Exercise data:
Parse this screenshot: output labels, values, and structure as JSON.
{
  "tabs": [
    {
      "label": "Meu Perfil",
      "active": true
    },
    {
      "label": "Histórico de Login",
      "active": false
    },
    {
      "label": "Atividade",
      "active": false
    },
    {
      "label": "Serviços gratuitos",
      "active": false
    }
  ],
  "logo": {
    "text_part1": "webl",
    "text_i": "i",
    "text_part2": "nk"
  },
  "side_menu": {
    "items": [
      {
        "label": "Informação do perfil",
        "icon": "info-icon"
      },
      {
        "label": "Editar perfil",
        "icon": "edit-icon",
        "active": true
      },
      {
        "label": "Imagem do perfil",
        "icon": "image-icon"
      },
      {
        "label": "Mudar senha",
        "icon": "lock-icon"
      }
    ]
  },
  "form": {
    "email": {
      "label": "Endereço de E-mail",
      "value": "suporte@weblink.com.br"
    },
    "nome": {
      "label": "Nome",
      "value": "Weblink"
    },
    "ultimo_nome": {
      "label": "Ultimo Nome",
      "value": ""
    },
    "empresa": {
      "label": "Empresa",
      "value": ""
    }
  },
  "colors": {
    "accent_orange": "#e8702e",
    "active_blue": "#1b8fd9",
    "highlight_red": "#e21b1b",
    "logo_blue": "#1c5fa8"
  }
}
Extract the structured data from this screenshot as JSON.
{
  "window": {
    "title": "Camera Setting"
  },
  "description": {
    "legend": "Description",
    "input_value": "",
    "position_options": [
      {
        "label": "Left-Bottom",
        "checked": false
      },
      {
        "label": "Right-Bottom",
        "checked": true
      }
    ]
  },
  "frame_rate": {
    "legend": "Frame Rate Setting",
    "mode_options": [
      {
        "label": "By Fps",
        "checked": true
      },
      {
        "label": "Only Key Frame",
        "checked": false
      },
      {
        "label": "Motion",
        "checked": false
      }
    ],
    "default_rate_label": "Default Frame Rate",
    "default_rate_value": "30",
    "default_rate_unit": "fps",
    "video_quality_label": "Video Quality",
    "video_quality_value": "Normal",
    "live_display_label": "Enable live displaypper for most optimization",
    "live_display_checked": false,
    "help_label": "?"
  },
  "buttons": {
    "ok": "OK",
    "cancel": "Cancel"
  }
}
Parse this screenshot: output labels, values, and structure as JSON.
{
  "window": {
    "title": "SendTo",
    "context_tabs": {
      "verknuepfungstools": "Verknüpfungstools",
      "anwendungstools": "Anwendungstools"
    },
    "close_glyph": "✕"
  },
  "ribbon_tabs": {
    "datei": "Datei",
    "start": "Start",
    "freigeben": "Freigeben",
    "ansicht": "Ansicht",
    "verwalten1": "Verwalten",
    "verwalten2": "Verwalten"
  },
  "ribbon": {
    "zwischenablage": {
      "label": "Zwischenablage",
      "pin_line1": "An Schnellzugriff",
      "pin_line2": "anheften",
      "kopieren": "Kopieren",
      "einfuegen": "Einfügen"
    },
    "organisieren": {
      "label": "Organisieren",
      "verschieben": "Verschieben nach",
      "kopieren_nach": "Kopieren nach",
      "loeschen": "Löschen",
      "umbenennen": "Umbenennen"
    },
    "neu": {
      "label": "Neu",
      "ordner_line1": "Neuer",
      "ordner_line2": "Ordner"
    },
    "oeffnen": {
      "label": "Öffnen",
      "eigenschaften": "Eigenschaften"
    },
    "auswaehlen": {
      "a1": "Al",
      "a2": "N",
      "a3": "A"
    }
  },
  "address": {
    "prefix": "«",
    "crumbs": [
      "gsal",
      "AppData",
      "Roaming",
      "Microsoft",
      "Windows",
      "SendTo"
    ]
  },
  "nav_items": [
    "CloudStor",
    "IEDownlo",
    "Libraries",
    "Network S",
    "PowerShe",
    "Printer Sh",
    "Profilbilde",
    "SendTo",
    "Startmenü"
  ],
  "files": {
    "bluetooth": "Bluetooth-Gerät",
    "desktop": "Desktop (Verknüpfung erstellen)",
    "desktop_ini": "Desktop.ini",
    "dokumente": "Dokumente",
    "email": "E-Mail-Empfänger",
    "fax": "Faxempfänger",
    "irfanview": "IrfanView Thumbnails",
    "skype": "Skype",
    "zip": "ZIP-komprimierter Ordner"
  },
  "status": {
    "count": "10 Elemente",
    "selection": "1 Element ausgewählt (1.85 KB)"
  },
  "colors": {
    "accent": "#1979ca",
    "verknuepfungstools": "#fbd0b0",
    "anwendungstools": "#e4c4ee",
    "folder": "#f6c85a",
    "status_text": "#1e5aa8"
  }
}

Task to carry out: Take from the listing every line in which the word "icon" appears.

Your response:
        "icon": "info-icon"
        "icon": "edit-icon",
        "icon": "image-icon"
        "icon": "lock-icon"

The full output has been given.